Taylor has branded his studio as Fusion Audio Solutions, a one stop location for recording, mixing, and mastering music.  He has worked on over 70 projects, including voice over work for an MTV reality show and the final recordings of Jazz pianist Walt Smith.  It is rare to see a month go by without an album credit for Taylor Riley showing up in Grand Valley Live. He recorded and produced Sworn Us Under’s The Stone Man, as well as several releases from the Tankerays.  He mastered Straygrass’s Live from the Radio Room, as well as the Company’s Venus EP. One more to definitely check out is the musical recording of children’s book A to Z: Animals Get Funky, featuring many of the Grand Valley’s best voices.

Recently, Taylor has found a new mentor in Gary Smith.  Smith has been recording music for a long time, including running his own record label that continues to generate income.  Riley is being trained to take over Smith’s local recording duties that include the Grand Junction Symphony and other live events.  He also got a feed of some of Local Jam 18, which he plans to make available to artists when he gets some extra time to mix the results.  Despite that full workload, Riley considers himself almost retired at 34, since he works for himself out of his house. He notes, this is what I see many retired people doing - continuing to do what they love after they quit working their regular jobs.

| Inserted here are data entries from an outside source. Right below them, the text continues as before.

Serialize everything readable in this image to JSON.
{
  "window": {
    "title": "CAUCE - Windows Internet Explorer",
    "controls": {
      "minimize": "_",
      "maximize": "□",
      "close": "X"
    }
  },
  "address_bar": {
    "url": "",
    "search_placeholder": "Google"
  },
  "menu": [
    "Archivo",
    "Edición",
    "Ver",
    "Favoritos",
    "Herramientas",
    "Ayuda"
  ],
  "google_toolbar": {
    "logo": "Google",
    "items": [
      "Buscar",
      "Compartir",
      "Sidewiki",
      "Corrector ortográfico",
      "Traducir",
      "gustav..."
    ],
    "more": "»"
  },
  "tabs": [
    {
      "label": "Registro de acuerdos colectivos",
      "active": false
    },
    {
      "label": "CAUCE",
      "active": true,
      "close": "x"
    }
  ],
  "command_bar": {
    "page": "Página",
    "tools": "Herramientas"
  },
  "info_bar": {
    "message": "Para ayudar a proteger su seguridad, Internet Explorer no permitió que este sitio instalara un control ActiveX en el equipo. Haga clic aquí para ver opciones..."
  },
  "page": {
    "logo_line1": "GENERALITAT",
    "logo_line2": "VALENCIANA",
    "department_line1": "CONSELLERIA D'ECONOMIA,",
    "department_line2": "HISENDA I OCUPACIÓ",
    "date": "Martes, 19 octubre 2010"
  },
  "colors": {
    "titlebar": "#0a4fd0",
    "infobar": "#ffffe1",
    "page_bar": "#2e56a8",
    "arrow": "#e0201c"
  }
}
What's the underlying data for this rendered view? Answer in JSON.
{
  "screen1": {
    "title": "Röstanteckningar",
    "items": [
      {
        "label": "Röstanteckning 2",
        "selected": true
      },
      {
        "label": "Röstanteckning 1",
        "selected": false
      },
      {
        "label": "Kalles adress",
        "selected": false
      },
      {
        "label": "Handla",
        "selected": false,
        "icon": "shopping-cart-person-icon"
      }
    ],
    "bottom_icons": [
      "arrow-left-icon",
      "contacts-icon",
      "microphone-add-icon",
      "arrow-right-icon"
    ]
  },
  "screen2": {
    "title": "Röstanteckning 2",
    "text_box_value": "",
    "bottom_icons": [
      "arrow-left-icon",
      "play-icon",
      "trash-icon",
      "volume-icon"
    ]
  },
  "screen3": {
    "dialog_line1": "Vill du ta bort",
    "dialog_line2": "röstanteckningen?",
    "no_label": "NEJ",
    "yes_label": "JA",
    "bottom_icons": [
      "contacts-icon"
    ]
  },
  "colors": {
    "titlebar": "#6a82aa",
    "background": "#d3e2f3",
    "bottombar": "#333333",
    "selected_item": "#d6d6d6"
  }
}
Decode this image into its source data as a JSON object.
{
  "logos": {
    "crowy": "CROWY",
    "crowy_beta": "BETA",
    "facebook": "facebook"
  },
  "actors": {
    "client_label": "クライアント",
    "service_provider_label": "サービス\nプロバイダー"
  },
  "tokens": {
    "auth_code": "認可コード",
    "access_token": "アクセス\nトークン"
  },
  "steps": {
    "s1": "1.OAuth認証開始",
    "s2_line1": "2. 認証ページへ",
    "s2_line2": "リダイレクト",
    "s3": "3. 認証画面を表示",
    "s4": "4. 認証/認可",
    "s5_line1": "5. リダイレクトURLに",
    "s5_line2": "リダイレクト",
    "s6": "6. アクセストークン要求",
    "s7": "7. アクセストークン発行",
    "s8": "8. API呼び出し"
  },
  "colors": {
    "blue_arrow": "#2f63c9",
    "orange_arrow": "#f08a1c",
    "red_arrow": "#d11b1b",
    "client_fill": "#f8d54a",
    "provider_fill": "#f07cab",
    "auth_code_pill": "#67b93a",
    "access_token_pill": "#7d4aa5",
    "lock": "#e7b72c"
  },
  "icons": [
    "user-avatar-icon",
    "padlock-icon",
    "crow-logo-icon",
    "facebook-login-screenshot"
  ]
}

To make the home business work, though, has required thousands of hours and dollars of investment.  When approaching the outside of Fusion Audio Solutions, one sees just another simple 3 bedroom house not too different from the many clones in the subdivision.  Upon entering, the nature of the business is revealed. A full drum kit is set up in the living room, as well as a rack of electric guitars. Sofas are placed around a large screen, creating a small lobby area.  The room continues into a kitchen with a breakfast island that has been turned into a reception area with various music related business cards and past copies of GVL. The room has a final addition, with a fully remodeled arcade cabinet that features hundreds of game options.  The lobby/living room/recording area is designed to allow bands to hang out while other recording areas are being utilized.

The primary recording station is found in a bedroom that has been converted.  Several speakers surround several monitors and a powerful computer, as well as a reel to reel recording option that is going to be used for the second round of the acoustic Tubes and Tape series.  The walls are decorated with sound dampening panels and album artwork of completed projects, which Riley points out is now out of room. The room is also used for guitar recording, allowing quick feedback from the monitors.

A second bedroom has been converted for voice recording.  The level of sound dampening in the room borders on extreme, enough to introduce a small level of discomfort at the lack of ambient noise.  The center focus of the room is on a microphone in front of a screen linked to the recording station on video, with audio coming from headphones.  I used this room over a year ago to record show dates for a radio show and the difference in just that amount of time is impressive.

Taylor’s musical background and recording experience, matched with a top of the line recording setup allow Fusion Audio Solutions to be a premiere recording location in the Grand Valley.  Whenever I have interviewed bands about their new albums, Taylor’s name comes up for his attention to detail and high standards. Every band says that they come out playing better and understand their own sound dynamics better through the recording process.  This is bringing in return clients, including The NC-17’s and Mount Orchid, who are working on releases for early next year.

Check out fusionaudiosolutions.com for more information on recording, music lessons, and hourly rates.